State takeover of the Lawrence Public Schools sounds like a big-budget, centralized administrative challenge modeled, perhaps, after the takeover of the Chelsea schools by academics a couple of decades ago.
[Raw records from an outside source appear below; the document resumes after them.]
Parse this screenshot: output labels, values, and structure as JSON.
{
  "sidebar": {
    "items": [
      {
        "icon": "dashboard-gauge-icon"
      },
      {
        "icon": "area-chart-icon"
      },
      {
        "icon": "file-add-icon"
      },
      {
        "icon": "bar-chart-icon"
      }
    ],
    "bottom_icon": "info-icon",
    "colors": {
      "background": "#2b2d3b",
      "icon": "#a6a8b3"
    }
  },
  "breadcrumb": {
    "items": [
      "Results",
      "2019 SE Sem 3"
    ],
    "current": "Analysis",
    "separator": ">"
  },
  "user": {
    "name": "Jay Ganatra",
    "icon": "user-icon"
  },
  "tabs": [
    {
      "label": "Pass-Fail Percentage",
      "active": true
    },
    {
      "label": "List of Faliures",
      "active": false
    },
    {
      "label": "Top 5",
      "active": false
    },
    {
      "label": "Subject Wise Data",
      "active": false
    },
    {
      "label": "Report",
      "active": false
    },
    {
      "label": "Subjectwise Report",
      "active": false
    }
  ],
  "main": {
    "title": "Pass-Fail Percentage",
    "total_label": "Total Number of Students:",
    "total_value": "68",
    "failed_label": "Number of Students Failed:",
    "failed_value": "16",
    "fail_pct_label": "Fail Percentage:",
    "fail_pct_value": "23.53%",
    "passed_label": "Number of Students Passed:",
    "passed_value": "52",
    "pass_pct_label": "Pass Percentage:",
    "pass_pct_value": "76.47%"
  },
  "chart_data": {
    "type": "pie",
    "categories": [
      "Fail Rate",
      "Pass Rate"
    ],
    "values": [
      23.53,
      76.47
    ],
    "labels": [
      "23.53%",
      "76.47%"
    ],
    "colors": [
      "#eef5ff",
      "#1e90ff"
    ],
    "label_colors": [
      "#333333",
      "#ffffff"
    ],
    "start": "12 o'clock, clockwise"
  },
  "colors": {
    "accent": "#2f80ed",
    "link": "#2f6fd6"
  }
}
On the other hand, why not go for a decentralized model with the big bucks going straight to the schools and a high-powered leadership team?
Suppose every school in Lawrence had…
- Leadership by a team consisting of a general manager with private turnaround experience, an instructional leader from within education, and a community outreach liaison.
- Weighted-average funding of students directly to decentralized school budgets with a small percentage paid back to the district to support overhead.
- Aggressive goal setting for student achievement with whole-school incentive pay for turnaround results
- Data support to measure student performance, longitudinal progress toward grade level proficiency, psychosocial benchmarks, and personalized learning objectives.
- Extended school days to bring all students closer to grade level achievement
- New teacher contract with annual goal-setting and performance review
- Access to health centers, counseling, and career services
- Community-based centers to support academic and extracurricular activities for out-of-school time
Students would attend either a PreK-8 school or a high school characterized by…
- Neighborhood PreK-8 schools with adjoining PreK-3 and Grades 4-8 facilities, or
- Larger regional high schools with a campus atmosphere of small learning communities and shared facilities for science and technology, the arts, sports and physical education, and culinary arts and other vocations. (See details of The New Urban Academic Campus here.)
Given the large number of English learners in the city and high truancy and drop-out rates, student re-engagement and ELL programs would be priorities across the district. Previously shared Thoughts on English Language Learning can be found here. Also, I have some ideas about re-engagement in Middle School here, and High School here. In addition, my approach to Special Education would include the children in the dialogue with school leaders and special educators by grade four as summarized here.